Don’t know how the woman who wore this was able to move.
Created in the 1750s and believed to have belonged to the Countess of Haddington, the dress is displayed at the National Museum of Scotland in Edinburgh.
Called a “mantua,” the open-fronted dress has a train and matching petticoat. It was for court wear.
To give the figure the required shape, a corset and hooped petticoat were worn underneath.
Designed to reflect the wearer’s wealth, the dress was usually decorated with opulent embroidery using gold or silver thread or gilt lace.

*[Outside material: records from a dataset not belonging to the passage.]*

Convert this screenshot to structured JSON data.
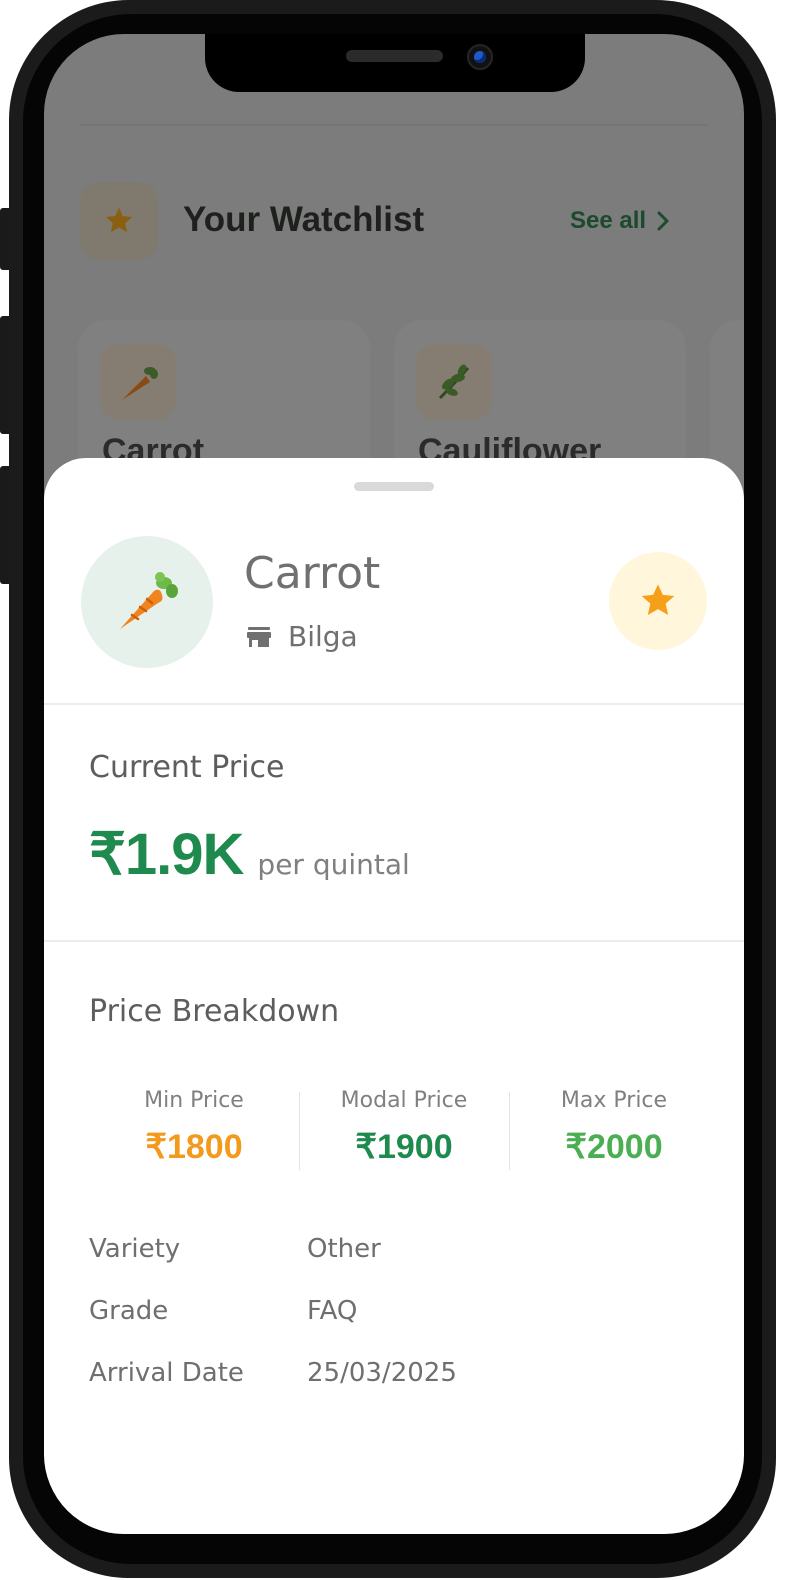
{
  "watchlist": {
    "title": "Your Watchlist",
    "see_all": "See all",
    "cards": [
      {
        "name": "Carrot",
        "icon": "carrot-icon"
      },
      {
        "name": "Cauliflower",
        "icon": "leaf-icon"
      }
    ]
  },
  "sheet": {
    "produce_name": "Carrot",
    "market": "Bilga",
    "current_price_title": "Current Price",
    "current_price": "₹1.9K",
    "price_unit": "per quintal",
    "breakdown_title": "Price Breakdown",
    "breakdown": [
      {
        "label": "Min Price",
        "value": "₹1800",
        "color": "#f39a1d"
      },
      {
        "label": "Modal Price",
        "value": "₹1900",
        "color": "#1f8a4d"
      },
      {
        "label": "Max Price",
        "value": "₹2000",
        "color": "#4cae52"
      }
    ],
    "details": [
      {
        "label": "Variety",
        "value": "Other"
      },
      {
        "label": "Grade",
        "value": "FAQ"
      },
      {
        "label": "Arrival Date",
        "value": "25/03/2025"
      }
    ]
  },
  "colors": {
    "accent_green": "#1f8a4d",
    "star_orange": "#f6a019",
    "star_bg": "#fff6dc",
    "avatar_bg": "#e7f1ec"
  }
}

So what am I wearing on my visit to the museum where I admired this extravagant dress? A black cotton top, black cotton pants and a black and white scarf from a previous visit to the Buddy Holly Museum in Lubbock, Texas.

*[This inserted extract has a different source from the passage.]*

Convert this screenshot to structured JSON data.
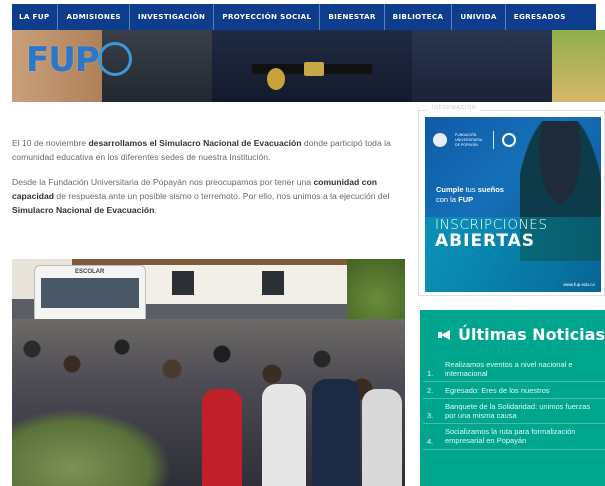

Comfort rules on my day tour before boarding the M/V Corinthian for a cruise with Grand Circle Cruise Line. In fact, comfort rules every day for me.